How to Build Something
Wobe’s founder on the basics for technical success
“Jakarta Panorama” by Gunawan Kartapranata [CC BY-SA 3.0]
If you’re a founder too, technical or not, you’ll know all about the struggle.
The struggle: late nights, being poor, having everything go well and then not, the very same minute.
For me as a non-technical founder, and I’m sure for many others, the struggle is also: how do you build things? and other assorted questions.
If you build it, will they come? (Customers)
How will you build it? (Teams, product, culture)
What, indeed, do you build?
I’m always perplexed by founders who want to only move fast and break things without knowing themselves what they’re moving or breaking. If you ran a furniture company, had aspirations for it to be the best in the world, wouldn’t you want to at least know how to wield a hammer?
This post documents the who, what, why, how of our year-long journey building technology in the emergi-est of emerging markets: Indonesia.
Wobe works to improve access to payments and utilities at the last mile: our unique application and its surrounding ecosystems of microservices and tools let us offer regular people the opportunity of running their own business. They can sell recharge (of phone airtime, data, electricity, water and other vouchers); their communities benefit from cheaper and more efficient ways of topping up, without having to travel. We work with grassroots organisations to bring about greater benefits for low income women who come into our networks.
Who we build for
More than how you build or what you build, is the question: who do you build. This is tied to the mission of the company, and resonates through the company. It also has to do with what the founding team, not just founders, cares deeply about.
I had the amazing opportunity to spend a year in Myanmar, right about the time it was ‘opening up’.

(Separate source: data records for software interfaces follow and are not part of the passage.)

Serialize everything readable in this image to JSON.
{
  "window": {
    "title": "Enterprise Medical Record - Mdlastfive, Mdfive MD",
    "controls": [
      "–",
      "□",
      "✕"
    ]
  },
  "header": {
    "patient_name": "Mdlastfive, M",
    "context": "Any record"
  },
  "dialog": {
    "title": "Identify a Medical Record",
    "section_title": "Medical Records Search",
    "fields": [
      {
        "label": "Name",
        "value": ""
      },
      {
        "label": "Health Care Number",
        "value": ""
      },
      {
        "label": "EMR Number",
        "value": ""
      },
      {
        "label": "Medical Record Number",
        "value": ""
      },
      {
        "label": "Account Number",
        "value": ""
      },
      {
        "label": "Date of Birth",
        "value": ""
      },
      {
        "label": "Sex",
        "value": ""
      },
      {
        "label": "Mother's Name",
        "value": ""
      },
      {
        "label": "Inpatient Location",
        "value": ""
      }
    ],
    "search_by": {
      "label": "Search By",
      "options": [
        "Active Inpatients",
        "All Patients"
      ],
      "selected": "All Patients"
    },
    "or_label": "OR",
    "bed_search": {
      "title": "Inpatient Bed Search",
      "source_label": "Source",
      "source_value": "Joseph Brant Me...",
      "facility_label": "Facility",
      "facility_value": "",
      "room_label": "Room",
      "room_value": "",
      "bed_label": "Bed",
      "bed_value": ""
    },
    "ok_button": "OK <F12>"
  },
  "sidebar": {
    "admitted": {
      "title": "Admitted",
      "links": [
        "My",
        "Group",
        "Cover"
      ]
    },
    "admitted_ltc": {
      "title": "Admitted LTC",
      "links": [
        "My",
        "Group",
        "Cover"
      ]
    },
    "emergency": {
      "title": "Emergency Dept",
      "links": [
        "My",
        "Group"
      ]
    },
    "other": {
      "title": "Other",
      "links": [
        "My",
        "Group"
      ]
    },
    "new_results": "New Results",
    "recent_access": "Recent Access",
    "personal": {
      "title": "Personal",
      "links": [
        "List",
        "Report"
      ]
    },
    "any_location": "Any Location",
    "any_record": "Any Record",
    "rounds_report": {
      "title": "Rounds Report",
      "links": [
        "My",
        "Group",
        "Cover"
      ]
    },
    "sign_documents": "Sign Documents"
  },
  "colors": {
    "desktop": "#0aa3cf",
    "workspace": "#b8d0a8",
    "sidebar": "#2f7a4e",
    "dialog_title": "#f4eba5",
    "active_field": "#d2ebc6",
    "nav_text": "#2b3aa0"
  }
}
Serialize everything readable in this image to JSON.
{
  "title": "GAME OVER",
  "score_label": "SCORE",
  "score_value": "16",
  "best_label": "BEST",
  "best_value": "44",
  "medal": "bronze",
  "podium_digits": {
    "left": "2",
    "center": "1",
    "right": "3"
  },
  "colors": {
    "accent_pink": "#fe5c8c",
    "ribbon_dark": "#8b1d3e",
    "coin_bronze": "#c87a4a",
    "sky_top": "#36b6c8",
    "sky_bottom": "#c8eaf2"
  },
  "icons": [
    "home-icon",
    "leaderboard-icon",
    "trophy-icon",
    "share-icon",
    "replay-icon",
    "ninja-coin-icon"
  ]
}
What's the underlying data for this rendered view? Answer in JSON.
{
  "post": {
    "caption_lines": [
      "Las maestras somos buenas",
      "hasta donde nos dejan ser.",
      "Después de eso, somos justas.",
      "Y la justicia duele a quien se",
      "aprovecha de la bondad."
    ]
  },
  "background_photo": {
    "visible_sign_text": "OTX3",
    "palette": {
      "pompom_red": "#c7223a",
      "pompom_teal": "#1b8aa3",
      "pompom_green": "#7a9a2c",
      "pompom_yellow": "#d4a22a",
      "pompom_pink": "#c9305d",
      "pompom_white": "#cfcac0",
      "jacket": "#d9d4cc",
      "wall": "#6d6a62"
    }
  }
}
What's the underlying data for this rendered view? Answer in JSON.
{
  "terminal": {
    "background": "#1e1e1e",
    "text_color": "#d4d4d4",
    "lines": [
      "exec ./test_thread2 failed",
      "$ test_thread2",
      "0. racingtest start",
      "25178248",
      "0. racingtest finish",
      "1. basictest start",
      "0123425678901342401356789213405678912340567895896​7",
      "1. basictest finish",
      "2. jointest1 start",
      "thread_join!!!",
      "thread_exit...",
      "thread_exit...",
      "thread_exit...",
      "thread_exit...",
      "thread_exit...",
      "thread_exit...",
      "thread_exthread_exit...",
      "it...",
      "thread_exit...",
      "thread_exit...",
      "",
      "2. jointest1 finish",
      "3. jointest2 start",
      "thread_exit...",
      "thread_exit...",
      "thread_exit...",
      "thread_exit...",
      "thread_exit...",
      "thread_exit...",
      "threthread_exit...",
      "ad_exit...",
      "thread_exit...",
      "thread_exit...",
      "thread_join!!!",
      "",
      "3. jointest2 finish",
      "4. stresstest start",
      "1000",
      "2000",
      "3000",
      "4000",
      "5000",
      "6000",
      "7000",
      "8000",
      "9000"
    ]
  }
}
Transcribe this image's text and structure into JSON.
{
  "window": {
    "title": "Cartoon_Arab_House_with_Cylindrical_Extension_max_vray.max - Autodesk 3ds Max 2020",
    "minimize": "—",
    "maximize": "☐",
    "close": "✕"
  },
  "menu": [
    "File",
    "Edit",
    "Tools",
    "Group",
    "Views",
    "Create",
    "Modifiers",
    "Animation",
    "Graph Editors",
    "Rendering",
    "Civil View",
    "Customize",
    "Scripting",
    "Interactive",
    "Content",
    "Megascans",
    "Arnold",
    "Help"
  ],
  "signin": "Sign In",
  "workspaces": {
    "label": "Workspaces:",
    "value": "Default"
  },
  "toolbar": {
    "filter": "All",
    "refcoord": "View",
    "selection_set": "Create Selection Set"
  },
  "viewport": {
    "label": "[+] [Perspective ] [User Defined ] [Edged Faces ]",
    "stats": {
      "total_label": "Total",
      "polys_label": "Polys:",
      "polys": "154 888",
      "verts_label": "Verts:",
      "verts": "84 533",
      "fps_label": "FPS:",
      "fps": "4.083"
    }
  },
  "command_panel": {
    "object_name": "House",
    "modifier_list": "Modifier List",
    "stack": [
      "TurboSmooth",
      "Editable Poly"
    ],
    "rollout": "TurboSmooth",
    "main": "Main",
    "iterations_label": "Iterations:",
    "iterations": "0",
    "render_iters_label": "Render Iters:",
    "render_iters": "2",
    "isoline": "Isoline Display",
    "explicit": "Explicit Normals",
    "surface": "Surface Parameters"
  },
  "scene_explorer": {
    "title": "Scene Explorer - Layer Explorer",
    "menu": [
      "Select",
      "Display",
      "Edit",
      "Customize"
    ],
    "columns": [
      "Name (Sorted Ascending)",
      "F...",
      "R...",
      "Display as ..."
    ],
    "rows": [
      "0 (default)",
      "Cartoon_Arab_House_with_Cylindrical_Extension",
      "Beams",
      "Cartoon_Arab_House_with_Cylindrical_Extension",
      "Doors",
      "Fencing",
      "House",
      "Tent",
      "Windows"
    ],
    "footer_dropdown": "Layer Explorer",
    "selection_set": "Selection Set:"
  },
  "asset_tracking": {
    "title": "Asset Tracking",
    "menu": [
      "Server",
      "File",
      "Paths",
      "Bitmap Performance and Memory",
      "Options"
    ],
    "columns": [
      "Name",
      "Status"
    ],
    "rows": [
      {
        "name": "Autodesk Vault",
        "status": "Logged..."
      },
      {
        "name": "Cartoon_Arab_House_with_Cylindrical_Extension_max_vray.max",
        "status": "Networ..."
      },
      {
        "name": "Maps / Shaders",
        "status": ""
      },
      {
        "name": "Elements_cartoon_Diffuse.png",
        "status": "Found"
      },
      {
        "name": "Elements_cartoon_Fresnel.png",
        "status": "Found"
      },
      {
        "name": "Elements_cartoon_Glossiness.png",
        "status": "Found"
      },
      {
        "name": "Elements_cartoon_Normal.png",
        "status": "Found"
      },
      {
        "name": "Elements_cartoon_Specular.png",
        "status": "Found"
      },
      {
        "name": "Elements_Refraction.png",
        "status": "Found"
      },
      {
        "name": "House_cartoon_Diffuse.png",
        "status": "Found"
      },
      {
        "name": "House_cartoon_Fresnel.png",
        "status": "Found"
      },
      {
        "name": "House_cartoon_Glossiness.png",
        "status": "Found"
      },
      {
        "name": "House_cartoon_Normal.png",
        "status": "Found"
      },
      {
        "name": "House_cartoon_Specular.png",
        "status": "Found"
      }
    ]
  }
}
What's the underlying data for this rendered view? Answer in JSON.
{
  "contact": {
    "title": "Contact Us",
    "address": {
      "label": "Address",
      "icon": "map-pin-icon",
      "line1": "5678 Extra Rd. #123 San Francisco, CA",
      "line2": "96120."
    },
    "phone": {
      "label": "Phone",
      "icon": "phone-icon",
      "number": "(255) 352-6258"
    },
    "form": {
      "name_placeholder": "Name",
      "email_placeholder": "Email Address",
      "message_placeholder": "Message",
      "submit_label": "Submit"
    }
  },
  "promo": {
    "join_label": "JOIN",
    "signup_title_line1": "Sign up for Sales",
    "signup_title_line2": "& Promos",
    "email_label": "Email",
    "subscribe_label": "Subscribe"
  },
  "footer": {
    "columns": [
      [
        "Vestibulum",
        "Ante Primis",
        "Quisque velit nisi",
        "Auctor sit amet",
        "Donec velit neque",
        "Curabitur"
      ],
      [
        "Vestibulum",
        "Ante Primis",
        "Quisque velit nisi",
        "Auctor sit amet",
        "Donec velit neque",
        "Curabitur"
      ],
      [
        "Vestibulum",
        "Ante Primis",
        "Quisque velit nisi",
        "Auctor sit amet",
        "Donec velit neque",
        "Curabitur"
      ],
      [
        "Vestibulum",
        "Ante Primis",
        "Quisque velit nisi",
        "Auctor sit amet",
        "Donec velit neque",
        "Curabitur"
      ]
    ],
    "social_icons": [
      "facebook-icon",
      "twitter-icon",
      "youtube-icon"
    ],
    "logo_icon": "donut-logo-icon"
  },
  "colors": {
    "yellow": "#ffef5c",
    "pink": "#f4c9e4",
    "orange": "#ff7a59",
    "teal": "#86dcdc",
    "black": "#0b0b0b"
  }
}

Despite the $1500 SIM cards and the bureaucracy, Myanmar helped me fall in love not just with a country or a region, but with the idea of very hard problems. How will Southeast Asia go from our cash-only economies to online, digital payments? Will women and minorities be left behind? Wobe seeks to answer these questions through the tech we build, via the business relationships we build, and within our team.
We build for them:
(Above, Wobe growth activities in Sumbawa, eastern Indonesia.)
How We Build
Nothing is constant in emerging markets, except for how things change all the time.
Our community anchors us:
- Empathise: we carry out internal and external research activity to help us make product and business decisions and know our customers
- Understand: we do not assume everyone has a fast internet connection. We know from our research that our customers are price-sensitive, and cautious about data consumption. For this reason, our product (a) has a tiny footprint (b) performs better than most other apps in lower connectivity
- Prioritise: it would be far simpler to use established payment gateways and accept credit cards in-app. Our customers do not have credit cards. It would not make sense to make product decisions that work for only a small percentage of our total addressable market.
Setting the Foundation
Here’s a sneak peek at some of the building blocks at Wobe:
- Golang for nearly everything
- React Native for our Android app
- Microservices-heavy architecture
- RabbitMQ for Messaging
- Sentry for exception logging
- Drone for CI
- Terraform for infrastructure
- Multiple AWS products, of course
- Nexmo for verification and reliable SMS within Indonesia
- Firebase as our PaaS
Building the Team
For every founder, the quality of technical team and your technical decisions has a ripple effect. I can’t emphasise this enough. Even when you’re a one-person team, what you decide on this front will have long-lasting impact.
Your main options, pre-funding, are to either find a technical co-founder (a unicorn; stop searching, but more on this later), outsource, or to do it yourself.
Unless you’ve already built products at great scale, and / or run a team to do that, doing it yourself may not be the best use of your time.
For many, the likely choice will be to outsource. All types of dev shops and individuals will be happy to build you an MVP for anything from US$500 to US$100 000. Your mileage will vary greatly. Whatever decision you make on this, do not establish mediocrity as a standard. The quality of your future incoming team, if there is one, will be pegged to the ones who came before. Nobody wants to work with a Z team. Nobody wants to clean up Z-team level excretion.
Wobe’s technical journey was a long one. In the next few posts, I will be happy to share what that was like, how we built a product with very little money, how we thought about technical hiring, how non-technical founders can improve their technical hiring pipeline.
It has a lot to do with first acknowledging you don’t know all the answers. Even if you are a technical cofounder yourself, you don’t know all the answers. Then assemble the best* people who care deeply about your mission.
Our mission is to build tech that works for the people who need to rely on us. We succeed when they are able to increase their family’s income level by a dollar, or a few hundred, because of what we do.
Given the many questions we’ve had to ask, and impossible mountains we’ve had to scale, I want to set a clear path for us as a company. Wobe will be an open company, right down to our core: our code.
In the coming months, my team and I will share how we write Go, how we hire; how we work cross-culturally from Mexico to India and Indonesia; how open source will be a pillar in our company. What is culture?
Culture is not free beer and beer pong. I doubt that anybody really knows what it is.
Let’s find out here together, shall we?